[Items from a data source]
※ ※ ※
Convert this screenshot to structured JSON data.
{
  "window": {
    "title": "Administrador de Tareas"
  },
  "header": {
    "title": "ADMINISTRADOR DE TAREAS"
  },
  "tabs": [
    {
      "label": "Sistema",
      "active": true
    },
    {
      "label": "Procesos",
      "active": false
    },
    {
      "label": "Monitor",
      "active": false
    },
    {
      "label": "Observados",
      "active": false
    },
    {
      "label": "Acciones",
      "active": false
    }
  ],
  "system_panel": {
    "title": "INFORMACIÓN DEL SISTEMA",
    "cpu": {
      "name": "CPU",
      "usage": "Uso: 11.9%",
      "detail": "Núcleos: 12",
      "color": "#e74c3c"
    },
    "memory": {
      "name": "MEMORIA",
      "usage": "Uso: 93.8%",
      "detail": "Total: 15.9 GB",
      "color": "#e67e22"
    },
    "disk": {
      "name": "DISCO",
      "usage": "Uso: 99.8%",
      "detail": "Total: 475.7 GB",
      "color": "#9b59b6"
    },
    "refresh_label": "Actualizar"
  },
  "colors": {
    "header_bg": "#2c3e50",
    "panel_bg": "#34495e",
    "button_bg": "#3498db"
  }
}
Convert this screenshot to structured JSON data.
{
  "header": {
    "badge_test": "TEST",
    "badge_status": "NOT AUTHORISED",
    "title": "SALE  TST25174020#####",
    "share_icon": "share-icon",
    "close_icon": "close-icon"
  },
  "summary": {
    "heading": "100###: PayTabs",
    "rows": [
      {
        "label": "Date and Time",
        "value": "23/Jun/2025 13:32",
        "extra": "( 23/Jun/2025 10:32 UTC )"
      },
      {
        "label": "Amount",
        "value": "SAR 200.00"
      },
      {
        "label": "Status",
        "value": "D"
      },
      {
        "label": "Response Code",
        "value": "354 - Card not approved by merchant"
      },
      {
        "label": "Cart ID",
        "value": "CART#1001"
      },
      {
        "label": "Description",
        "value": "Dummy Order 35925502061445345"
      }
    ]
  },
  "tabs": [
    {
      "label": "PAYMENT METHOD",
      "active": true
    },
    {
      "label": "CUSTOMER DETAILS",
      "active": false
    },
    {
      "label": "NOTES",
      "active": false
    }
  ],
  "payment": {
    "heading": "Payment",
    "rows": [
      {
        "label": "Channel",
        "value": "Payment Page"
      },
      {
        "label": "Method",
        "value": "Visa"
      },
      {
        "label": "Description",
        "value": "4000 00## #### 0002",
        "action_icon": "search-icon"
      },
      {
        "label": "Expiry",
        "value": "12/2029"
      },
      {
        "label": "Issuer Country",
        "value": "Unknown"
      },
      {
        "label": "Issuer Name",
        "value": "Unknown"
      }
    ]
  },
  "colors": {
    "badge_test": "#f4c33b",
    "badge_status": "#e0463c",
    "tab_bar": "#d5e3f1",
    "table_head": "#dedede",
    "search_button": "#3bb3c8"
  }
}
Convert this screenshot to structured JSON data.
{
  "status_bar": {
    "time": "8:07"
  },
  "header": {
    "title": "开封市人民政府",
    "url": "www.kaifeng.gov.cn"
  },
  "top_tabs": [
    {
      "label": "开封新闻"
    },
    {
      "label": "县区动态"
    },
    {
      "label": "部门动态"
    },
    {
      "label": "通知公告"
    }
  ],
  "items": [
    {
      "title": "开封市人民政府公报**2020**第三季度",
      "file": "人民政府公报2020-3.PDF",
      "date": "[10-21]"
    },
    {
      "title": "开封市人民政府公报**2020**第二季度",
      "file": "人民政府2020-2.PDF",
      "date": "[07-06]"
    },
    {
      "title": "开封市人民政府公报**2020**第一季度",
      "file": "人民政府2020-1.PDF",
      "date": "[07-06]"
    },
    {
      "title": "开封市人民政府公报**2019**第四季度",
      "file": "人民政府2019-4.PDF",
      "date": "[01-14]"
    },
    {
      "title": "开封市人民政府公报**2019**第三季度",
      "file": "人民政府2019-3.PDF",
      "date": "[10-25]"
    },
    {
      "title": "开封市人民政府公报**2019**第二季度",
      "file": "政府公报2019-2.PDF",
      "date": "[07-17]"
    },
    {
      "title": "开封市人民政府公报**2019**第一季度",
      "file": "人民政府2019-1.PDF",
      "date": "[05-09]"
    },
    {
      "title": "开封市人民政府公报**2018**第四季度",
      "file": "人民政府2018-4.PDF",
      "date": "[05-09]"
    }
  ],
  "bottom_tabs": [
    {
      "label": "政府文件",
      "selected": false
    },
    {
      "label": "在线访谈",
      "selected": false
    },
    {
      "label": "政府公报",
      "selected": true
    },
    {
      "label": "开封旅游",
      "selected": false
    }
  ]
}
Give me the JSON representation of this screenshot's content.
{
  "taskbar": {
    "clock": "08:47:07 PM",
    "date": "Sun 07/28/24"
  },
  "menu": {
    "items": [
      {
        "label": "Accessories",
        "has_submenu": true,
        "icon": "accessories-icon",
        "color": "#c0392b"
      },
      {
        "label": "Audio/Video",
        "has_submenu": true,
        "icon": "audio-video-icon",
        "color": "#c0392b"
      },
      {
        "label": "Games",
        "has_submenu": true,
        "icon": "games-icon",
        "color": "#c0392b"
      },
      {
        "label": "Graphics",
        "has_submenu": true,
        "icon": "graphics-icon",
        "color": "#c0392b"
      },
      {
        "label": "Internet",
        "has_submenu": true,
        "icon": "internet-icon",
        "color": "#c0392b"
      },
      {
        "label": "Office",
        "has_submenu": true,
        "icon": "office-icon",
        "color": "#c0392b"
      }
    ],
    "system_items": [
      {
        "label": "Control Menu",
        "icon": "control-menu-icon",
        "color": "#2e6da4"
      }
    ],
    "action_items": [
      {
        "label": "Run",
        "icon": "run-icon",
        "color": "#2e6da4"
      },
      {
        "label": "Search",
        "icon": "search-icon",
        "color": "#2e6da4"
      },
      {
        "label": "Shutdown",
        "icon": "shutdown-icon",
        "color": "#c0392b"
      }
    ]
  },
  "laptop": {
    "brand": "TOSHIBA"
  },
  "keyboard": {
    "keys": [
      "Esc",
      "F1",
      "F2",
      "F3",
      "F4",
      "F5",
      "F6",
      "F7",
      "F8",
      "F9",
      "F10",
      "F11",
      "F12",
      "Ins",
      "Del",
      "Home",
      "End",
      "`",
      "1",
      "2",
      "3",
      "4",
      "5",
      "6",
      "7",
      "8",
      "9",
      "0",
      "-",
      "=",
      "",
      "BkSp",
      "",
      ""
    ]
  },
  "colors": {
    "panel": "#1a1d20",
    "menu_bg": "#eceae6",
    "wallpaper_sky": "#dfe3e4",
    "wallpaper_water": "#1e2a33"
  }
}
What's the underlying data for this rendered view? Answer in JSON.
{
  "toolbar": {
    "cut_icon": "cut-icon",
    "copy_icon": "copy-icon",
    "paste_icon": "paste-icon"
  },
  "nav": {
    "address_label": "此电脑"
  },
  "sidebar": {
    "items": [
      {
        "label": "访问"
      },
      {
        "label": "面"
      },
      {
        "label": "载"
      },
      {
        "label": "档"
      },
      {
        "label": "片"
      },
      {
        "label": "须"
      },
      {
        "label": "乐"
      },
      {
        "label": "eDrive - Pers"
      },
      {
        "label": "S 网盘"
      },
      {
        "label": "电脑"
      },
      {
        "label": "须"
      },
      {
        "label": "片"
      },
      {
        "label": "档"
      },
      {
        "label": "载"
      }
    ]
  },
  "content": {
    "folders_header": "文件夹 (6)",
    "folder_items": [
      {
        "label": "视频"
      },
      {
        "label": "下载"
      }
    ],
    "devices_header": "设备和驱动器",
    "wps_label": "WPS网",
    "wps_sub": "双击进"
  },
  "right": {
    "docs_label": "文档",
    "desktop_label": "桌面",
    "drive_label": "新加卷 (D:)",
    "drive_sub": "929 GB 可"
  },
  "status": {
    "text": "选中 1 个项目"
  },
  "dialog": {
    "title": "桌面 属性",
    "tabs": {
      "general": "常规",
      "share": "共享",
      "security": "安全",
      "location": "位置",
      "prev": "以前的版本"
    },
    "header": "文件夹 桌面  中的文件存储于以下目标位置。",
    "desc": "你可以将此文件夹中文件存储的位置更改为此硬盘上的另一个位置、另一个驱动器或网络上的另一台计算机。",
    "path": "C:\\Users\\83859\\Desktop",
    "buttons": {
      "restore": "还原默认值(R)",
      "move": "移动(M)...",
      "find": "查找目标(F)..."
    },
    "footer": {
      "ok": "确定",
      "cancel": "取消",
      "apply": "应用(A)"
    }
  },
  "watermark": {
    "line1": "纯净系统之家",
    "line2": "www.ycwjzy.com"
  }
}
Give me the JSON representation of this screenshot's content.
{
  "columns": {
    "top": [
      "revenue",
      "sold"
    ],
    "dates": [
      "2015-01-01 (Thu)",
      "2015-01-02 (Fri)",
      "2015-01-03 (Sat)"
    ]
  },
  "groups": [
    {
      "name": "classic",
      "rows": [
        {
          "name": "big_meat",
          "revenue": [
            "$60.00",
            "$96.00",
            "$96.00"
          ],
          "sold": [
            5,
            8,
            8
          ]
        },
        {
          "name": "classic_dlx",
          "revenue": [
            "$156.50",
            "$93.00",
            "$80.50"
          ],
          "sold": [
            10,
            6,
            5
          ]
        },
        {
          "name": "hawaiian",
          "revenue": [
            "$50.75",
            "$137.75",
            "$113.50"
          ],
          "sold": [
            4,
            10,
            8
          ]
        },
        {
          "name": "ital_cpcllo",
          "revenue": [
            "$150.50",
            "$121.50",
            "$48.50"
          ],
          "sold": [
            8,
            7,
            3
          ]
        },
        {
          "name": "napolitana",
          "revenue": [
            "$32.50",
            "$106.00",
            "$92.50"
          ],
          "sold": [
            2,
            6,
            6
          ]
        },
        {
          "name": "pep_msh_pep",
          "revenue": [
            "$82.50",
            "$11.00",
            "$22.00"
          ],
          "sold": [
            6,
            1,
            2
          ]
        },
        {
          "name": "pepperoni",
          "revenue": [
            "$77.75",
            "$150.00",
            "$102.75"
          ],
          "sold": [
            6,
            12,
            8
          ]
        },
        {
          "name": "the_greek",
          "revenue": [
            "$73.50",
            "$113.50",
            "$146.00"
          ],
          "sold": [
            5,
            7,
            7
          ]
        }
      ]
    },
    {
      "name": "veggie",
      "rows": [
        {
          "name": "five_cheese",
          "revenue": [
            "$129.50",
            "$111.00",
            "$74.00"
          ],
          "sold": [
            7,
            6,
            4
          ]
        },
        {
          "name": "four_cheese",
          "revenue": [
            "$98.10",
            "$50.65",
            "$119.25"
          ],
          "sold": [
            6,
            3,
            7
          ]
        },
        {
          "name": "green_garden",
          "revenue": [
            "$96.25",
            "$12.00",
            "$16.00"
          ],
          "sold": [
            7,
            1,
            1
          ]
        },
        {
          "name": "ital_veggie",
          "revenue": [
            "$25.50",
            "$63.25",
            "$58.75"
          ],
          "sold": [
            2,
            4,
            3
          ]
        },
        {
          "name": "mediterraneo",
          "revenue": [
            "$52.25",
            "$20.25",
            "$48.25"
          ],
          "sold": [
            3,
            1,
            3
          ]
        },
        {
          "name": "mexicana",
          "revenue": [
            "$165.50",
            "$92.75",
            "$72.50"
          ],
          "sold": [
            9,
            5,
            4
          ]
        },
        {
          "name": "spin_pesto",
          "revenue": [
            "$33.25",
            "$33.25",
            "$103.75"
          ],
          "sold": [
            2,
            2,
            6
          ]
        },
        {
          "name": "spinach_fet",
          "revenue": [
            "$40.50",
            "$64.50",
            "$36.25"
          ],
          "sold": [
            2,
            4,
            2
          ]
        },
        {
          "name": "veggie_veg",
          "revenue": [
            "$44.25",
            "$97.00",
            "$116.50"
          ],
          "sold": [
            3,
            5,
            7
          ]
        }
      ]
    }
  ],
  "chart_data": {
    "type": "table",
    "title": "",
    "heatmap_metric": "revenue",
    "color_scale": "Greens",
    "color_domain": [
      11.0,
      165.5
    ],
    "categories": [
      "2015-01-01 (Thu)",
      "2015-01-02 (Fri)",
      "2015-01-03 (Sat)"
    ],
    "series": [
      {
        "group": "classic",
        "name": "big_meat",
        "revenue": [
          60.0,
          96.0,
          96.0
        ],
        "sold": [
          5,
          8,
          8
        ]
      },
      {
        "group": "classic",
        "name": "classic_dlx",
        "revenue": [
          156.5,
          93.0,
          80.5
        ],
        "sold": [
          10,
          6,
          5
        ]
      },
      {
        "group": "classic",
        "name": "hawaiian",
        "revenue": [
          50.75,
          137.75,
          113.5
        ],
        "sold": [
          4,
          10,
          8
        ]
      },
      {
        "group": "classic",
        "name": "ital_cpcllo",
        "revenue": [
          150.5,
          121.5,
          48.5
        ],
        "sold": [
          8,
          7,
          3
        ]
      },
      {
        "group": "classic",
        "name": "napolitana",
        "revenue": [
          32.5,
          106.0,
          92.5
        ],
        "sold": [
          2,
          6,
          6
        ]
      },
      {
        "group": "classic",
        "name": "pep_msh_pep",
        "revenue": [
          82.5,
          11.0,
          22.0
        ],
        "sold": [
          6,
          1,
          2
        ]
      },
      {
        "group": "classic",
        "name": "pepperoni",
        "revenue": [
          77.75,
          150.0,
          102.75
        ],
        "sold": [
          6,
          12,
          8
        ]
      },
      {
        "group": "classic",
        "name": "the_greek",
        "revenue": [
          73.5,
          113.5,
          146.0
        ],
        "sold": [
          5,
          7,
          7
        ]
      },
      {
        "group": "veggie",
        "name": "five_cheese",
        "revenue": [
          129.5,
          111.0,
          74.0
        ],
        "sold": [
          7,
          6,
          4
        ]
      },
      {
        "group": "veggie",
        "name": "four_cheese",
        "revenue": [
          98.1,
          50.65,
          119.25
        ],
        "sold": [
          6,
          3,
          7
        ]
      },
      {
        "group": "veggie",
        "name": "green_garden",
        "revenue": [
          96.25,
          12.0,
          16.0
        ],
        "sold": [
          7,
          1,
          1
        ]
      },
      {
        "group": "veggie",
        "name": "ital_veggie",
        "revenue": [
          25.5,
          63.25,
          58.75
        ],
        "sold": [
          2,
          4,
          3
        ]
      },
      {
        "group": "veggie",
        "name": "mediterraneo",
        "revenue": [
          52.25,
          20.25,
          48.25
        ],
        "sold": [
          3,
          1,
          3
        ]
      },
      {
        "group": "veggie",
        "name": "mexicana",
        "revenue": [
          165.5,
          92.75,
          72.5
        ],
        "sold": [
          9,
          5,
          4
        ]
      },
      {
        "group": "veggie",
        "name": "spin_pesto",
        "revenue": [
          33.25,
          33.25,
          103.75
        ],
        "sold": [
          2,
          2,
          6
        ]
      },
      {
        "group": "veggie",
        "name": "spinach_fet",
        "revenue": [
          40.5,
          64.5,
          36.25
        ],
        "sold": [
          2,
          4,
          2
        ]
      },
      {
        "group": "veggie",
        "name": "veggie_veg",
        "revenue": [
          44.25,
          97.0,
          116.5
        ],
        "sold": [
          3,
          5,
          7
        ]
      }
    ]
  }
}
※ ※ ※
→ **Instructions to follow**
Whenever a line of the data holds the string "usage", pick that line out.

→ **Result below**
      "usage": "Uso: 11.9%",
      "usage": "Uso: 93.8%",
      "usage": "Uso: 99.8%",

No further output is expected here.